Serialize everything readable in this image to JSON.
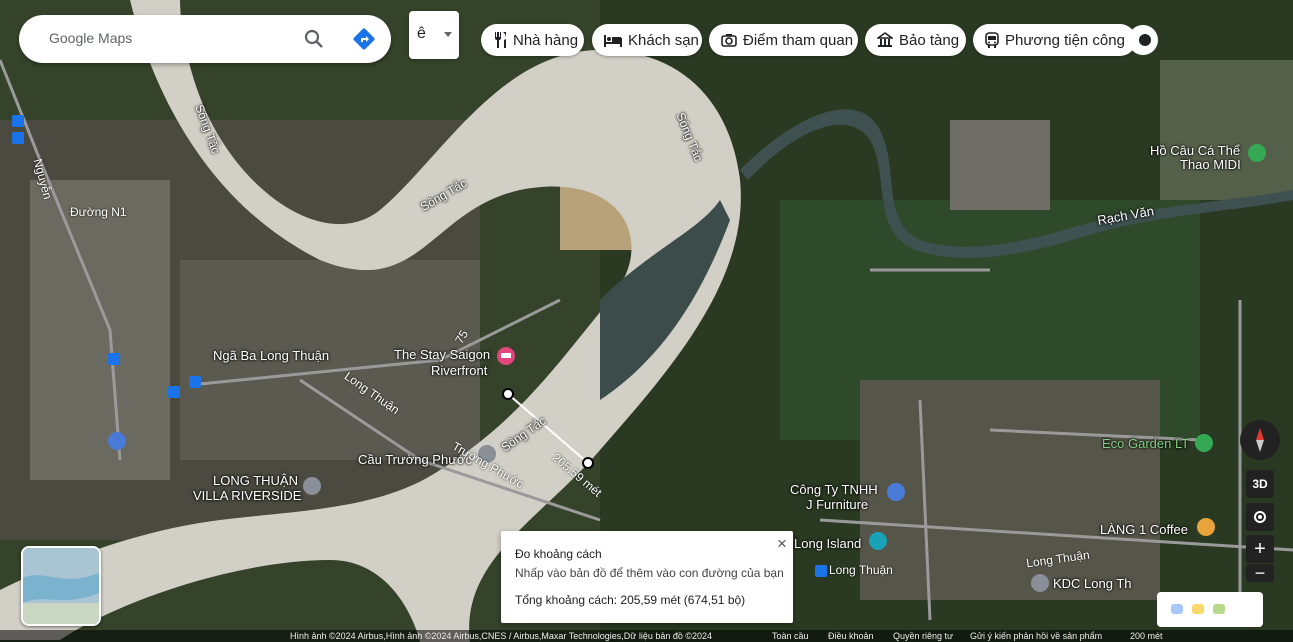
{
  "search": {
    "text": "Google Maps"
  },
  "lang_button": {
    "label": "ê"
  },
  "categories": [
    {
      "label": "Nhà hàng",
      "icon": "restaurant-icon"
    },
    {
      "label": "Khách sạn",
      "icon": "hotel-icon"
    },
    {
      "label": "Điểm tham quan",
      "icon": "camera-icon"
    },
    {
      "label": "Bảo tàng",
      "icon": "museum-icon"
    },
    {
      "label": "Phương tiện công c",
      "icon": "transit-icon"
    }
  ],
  "places": {
    "song_tac_1": "Sông Tắc",
    "song_tac_2": "Sông Tắc",
    "song_tac_3": "Sông Tắc",
    "song_tac_4": "Sông Tắc",
    "rach_van": "Rạch Văn",
    "ho_cau": "Hồ Câu Cá Thể",
    "ho_cau_2": "Thao MIDI",
    "duong_n1": "Đường N1",
    "nga_ba": "Ngã Ba Long Thuận",
    "the_stay": "The Stay Saigon",
    "the_stay_2": "Riverfront",
    "cau_truong_phuoc": "Cầu Trường Phước",
    "long_thuan_villa": "LONG THUẬN",
    "long_thuan_villa_2": "VILLA RIVERSIDE",
    "cong_ty": "Công Ty TNHH",
    "cong_ty_2": "J Furniture",
    "eco_garden": "Eco Garden LT",
    "lang1": "LÀNG 1 Coffee",
    "long_island": "Long Island",
    "long_thuan_road": "Long Thuận",
    "long_thuan_road2": "Long Thuận",
    "kdc": "KDC Long Th",
    "distance_label": "205,59 mét",
    "road_75": "75",
    "road_tp": "Trường Phước",
    "road_lt": "Long Thuận",
    "road_nguyen": "Nguyễn"
  },
  "measure": {
    "title": "Đo khoảng cách",
    "hint": "Nhấp vào bản đồ để thêm vào con đường của bạn",
    "total": "Tổng khoảng cách: 205,59 mét (674,51 bộ)",
    "close": "×"
  },
  "controls": {
    "three_d": "3D",
    "zoom_in": "+",
    "zoom_out": "−"
  },
  "footer": {
    "imagery": "Hình ảnh ©2024 Airbus,Hình ảnh ©2024 Airbus,CNES / Airbus,Maxar Technologies,Dữ liệu bản đồ ©2024",
    "terms": "Toàn cầu",
    "terms2": "Điều khoản",
    "privacy": "Quyền riêng tư",
    "feedback": "Gửi ý kiến phản hồi về sản phẩm",
    "scale": "200 mét"
  },
  "colors": {
    "river": "#d9d6cf",
    "vegetation": "#2f3d23",
    "water_dark": "#3a4a4a"
  }
}
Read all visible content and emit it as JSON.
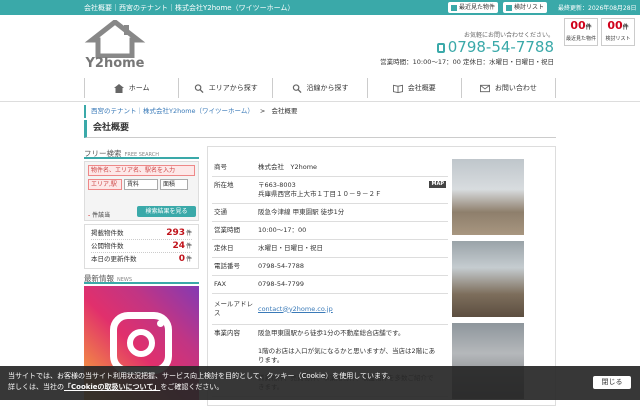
{
  "topbar": {
    "title": "会社概要｜西宮のテナント｜株式会社Y2home（ワイツーホーム）",
    "recent_button": "最近見た物件",
    "consider_button": "検討リスト",
    "updated": "最終更新：2026年08月28日"
  },
  "counters": [
    {
      "number": "00",
      "unit": "件",
      "label": "最近見た物件"
    },
    {
      "number": "00",
      "unit": "件",
      "label": "検討リスト"
    }
  ],
  "logo": {
    "text": "Y2home"
  },
  "header_info": {
    "prompt": "お気軽にお問い合わせください。",
    "tel": "0798-54-7788",
    "hours": "営業時間：10:00〜17：00 定休日：水曜日・日曜日・祝日"
  },
  "nav": [
    {
      "label": "ホーム",
      "icon": "home-icon"
    },
    {
      "label": "エリアから探す",
      "icon": "search-icon"
    },
    {
      "label": "沿線から探す",
      "icon": "search-icon"
    },
    {
      "label": "会社概要",
      "icon": "book-icon"
    },
    {
      "label": "お問い合わせ",
      "icon": "mail-icon"
    }
  ],
  "breadcrumb": {
    "home": "西宮のテナント｜株式会社Y2home（ワイツーホーム）",
    "sep": ">",
    "current": "会社概要"
  },
  "page_title": "会社概要",
  "sidebar": {
    "search_title": "フリー検索",
    "search_sub": "FREE SEARCH",
    "keyword_placeholder": "物件名、エリア名、駅名を入力",
    "area_select": "エリア,駅",
    "rent_select": "賃料",
    "size_select": "面積",
    "checkbox_label": "件該当",
    "search_button": "検索結果を見る",
    "stats": [
      {
        "label": "掲載物件数",
        "value": "293",
        "unit": "件"
      },
      {
        "label": "公開物件数",
        "value": "24",
        "unit": "件"
      },
      {
        "label": "本日の更新件数",
        "value": "0",
        "unit": "件"
      }
    ],
    "news_title": "最新情報",
    "news_sub": "NEWS"
  },
  "company": {
    "rows": [
      {
        "key": "商号",
        "value": "株式会社　Y2home"
      },
      {
        "key": "所在地",
        "value": "〒663-8003\n兵庫県西宮市上大市１丁目１０－９－２Ｆ",
        "badge": "MAP"
      },
      {
        "key": "交通",
        "value": "阪急今津線 甲東園駅 徒歩1分"
      },
      {
        "key": "営業時間",
        "value": "10:00〜17：00"
      },
      {
        "key": "定休日",
        "value": "水曜日・日曜日・祝日"
      },
      {
        "key": "電話番号",
        "value": "0798-54-7788"
      },
      {
        "key": "FAX",
        "value": "0798-54-7799"
      },
      {
        "key": "メールアドレス",
        "value": "contact@y2home.co.jp",
        "link": true
      },
      {
        "key": "事業内容",
        "value": "阪急甲東園駅から徒歩1分の不動産総合店舗です。\n\n1階のお店は入口が気になるかと思いますが、当店は2階にあ\nります。\n\n賃貸物件、売買物件、事業用物件、収益物件を多数ご紹介で\nきます。"
      }
    ]
  },
  "cookie": {
    "line1": "当サイトでは、お客様の当サイト利用状況把握、サービス向上検討を目的として、クッキー（Cookie）を使用しています。",
    "line2_pre": "詳しくは、当社の",
    "line2_link": "「Cookieの取扱いについて」",
    "line2_post": "をご確認ください。",
    "close_button": "閉じる"
  },
  "colors": {
    "accent": "#3aa9a9",
    "count": "#c0131b",
    "link": "#3a7ab8"
  }
}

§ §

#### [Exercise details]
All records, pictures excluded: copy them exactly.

#### [Response to the task]
Serialize everything readable in this image to JSON.
{
  "search": {
    "text": "Google Maps"
  },
  "lang_button": {
    "label": "ê"
  },
  "categories": [
    {
      "label": "Nhà hàng",
      "icon": "restaurant-icon"
    },
    {
      "label": "Khách sạn",
      "icon": "hotel-icon"
    },
    {
      "label": "Điểm tham quan",
      "icon": "camera-icon"
    },
    {
      "label": "Bảo tàng",
      "icon": "museum-icon"
    },
    {
      "label": "Phương tiện công c",
      "icon": "transit-icon"
    }
  ],
  "places": {
    "song_tac_1": "Sông Tắc",
    "song_tac_2": "Sông Tắc",
    "song_tac_3": "Sông Tắc",
    "song_tac_4": "Sông Tắc",
    "rach_van": "Rạch Văn",
    "ho_cau": "Hồ Câu Cá Thể",
    "ho_cau_2": "Thao MIDI",
    "duong_n1": "Đường N1",
    "nga_ba": "Ngã Ba Long Thuận",
    "the_stay": "The Stay Saigon",
    "the_stay_2": "Riverfront",
    "cau_truong_phuoc": "Cầu Trường Phước",
    "long_thuan_villa": "LONG THUẬN",
    "long_thuan_villa_2": "VILLA RIVERSIDE",
    "cong_ty": "Công Ty TNHH",
    "cong_ty_2": "J Furniture",
    "eco_garden": "Eco Garden LT",
    "lang1": "LÀNG 1 Coffee",
    "long_island": "Long Island",
    "long_thuan_road": "Long Thuận",
    "long_thuan_road2": "Long Thuận",
    "kdc": "KDC Long Th",
    "distance_label": "205,59 mét",
    "road_75": "75",
    "road_tp": "Trường Phước",
    "road_lt": "Long Thuận",
    "road_nguyen": "Nguyễn"
  },
  "measure": {
    "title": "Đo khoảng cách",
    "hint": "Nhấp vào bản đồ để thêm vào con đường của bạn",
    "total": "Tổng khoảng cách: 205,59 mét (674,51 bộ)",
    "close": "×"
  },
  "controls": {
    "three_d": "3D",
    "zoom_in": "+",
    "zoom_out": "−"
  },
  "footer": {
    "imagery": "Hình ảnh ©2024 Airbus,Hình ảnh ©2024 Airbus,CNES / Airbus,Maxar Technologies,Dữ liệu bản đồ ©2024",
    "terms": "Toàn cầu",
    "terms2": "Điều khoản",
    "privacy": "Quyền riêng tư",
    "feedback": "Gửi ý kiến phản hồi về sản phẩm",
    "scale": "200 mét"
  },
  "colors": {
    "river": "#d9d6cf",
    "vegetation": "#2f3d23",
    "water_dark": "#3a4a4a"
  }
}
Read all visible content and emit it as JSON.
{
  "topbar": {
    "title": "会社概要｜西宮のテナント｜株式会社Y2home（ワイツーホーム）",
    "recent_button": "最近見た物件",
    "consider_button": "検討リスト",
    "updated": "最終更新：2026年08月28日"
  },
  "counters": [
    {
      "number": "00",
      "unit": "件",
      "label": "最近見た物件"
    },
    {
      "number": "00",
      "unit": "件",
      "label": "検討リスト"
    }
  ],
  "logo": {
    "text": "Y2home"
  },
  "header_info": {
    "prompt": "お気軽にお問い合わせください。",
    "tel": "0798-54-7788",
    "hours": "営業時間：10:00〜17：00 定休日：水曜日・日曜日・祝日"
  },
  "nav": [
    {
      "label": "ホーム",
      "icon": "home-icon"
    },
    {
      "label": "エリアから探す",
      "icon": "search-icon"
    },
    {
      "label": "沿線から探す",
      "icon": "search-icon"
    },
    {
      "label": "会社概要",
      "icon": "book-icon"
    },
    {
      "label": "お問い合わせ",
      "icon": "mail-icon"
    }
  ],
  "breadcrumb": {
    "home": "西宮のテナント｜株式会社Y2home（ワイツーホーム）",
    "sep": ">",
    "current": "会社概要"
  },
  "page_title": "会社概要",
  "sidebar": {
    "search_title": "フリー検索",
    "search_sub": "FREE SEARCH",
    "keyword_placeholder": "物件名、エリア名、駅名を入力",
    "area_select": "エリア,駅",
    "rent_select": "賃料",
    "size_select": "面積",
    "checkbox_label": "件該当",
    "search_button": "検索結果を見る",
    "stats": [
      {
        "label": "掲載物件数",
        "value": "293",
        "unit": "件"
      },
      {
        "label": "公開物件数",
        "value": "24",
        "unit": "件"
      },
      {
        "label": "本日の更新件数",
        "value": "0",
        "unit": "件"
      }
    ],
    "news_title": "最新情報",
    "news_sub": "NEWS"
  },
  "company": {
    "rows": [
      {
        "key": "商号",
        "value": "株式会社　Y2home"
      },
      {
        "key": "所在地",
        "value": "〒663-8003\n兵庫県西宮市上大市１丁目１０－９－２Ｆ",
        "badge": "MAP"
      },
      {
        "key": "交通",
        "value": "阪急今津線 甲東園駅 徒歩1分"
      },
      {
        "key": "営業時間",
        "value": "10:00〜17：00"
      },
      {
        "key": "定休日",
        "value": "水曜日・日曜日・祝日"
      },
      {
        "key": "電話番号",
        "value": "0798-54-7788"
      },
      {
        "key": "FAX",
        "value": "0798-54-7799"
      },
      {
        "key": "メールアドレス",
        "value": "contact@y2home.co.jp",
        "link": true
      },
      {
        "key": "事業内容",
        "value": "阪急甲東園駅から徒歩1分の不動産総合店舗です。\n\n1階のお店は入口が気になるかと思いますが、当店は2階にあ\nります。\n\n賃貸物件、売買物件、事業用物件、収益物件を多数ご紹介で\nきます。"
      }
    ]
  },
  "cookie": {
    "line1": "当サイトでは、お客様の当サイト利用状況把握、サービス向上検討を目的として、クッキー（Cookie）を使用しています。",
    "line2_pre": "詳しくは、当社の",
    "line2_link": "「Cookieの取扱いについて」",
    "line2_post": "をご確認ください。",
    "close_button": "閉じる"
  },
  "colors": {
    "accent": "#3aa9a9",
    "count": "#c0131b",
    "link": "#3a7ab8"
  }
}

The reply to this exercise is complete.